Unicycling up and down the BC campus

Unicycling up and down the BC campus

Mike Taylor rides his unicycle on Feb. 23 down the stairs of the Math and Science Building. He has been riding for six years.

Nicholas Sparling, Reporter

Many students around Bakersfield College have seen a gentleman riding around campus on his unicycle, dawned with a large afro and sporting his Bob Marley leather jacket.

Mike Taylor is a 21-year-old mathematics major at BC. He has been using his unicycle as a form of transportation since around 2005.

“[It’s] something to get around and it fits in small places,” he said.

He doesn’t ride for the unique factor. Though it is rare to see people riding around on unicycles, for him it is more something so he “wouldn’t have to ride a bike somewhere where it could get stolen.”
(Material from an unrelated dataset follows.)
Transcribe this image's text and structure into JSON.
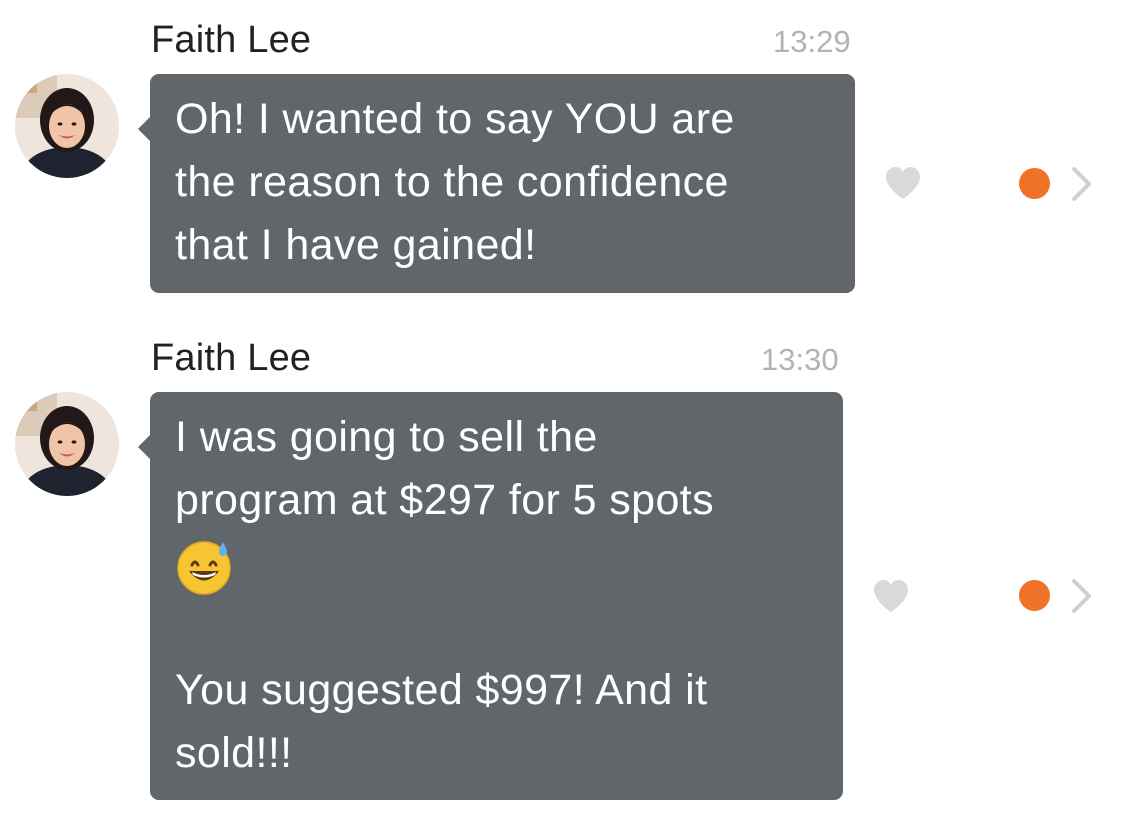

When he first started riding around seven years ago, it took him about a week to pick it up without having to worry about falling.

“[It] requires forward and backwards balance more than left to right,” he said.

Taylor likes to collect and find the most comfortable unicycle for him. Although he only has one that works right now, he has many pieces that he trades out. He gets his unicycles at Snyder’s Cyclery on Union Avenue and rides back and forth from home to school.

Although Taylor seems to be a normal BC student who likes to ride his unicycle to class, according to Taylor, he has autism.

“It’s like you can’t do everyday normal activities like everyone else. [I] can’t do things without thinking about them,” he said. “When you’re autistic, you’re conscious of every single move that you make. It makes it really stressful to make it through a normal day.”

Still, Taylor doesn’t let this discourage him from doing the things that he loves to do. He likes to build calculators for chess positions, which Taylor calls “bots,” where moves could be solved using math and pure calculation.

Taylor makes these bots for chess, he said, “but not regular chess. There [are] too many people that make those so [I] make bots for chess variants.”

He cites tempestchess.com as a place to test his bots.

“It’s chess without turns, like you don’t have to wait for your turn to play.”

Taylor wants to make bots for that form of chess because there hasn’t been bots made that can beat humans consistently.

The future holds more programming for Taylor as he continues with his study of mathematics.

“Like right now, [I] can’t program that much with the math that [I] know.”

He says by learning more math, he could probably build more powerful programs.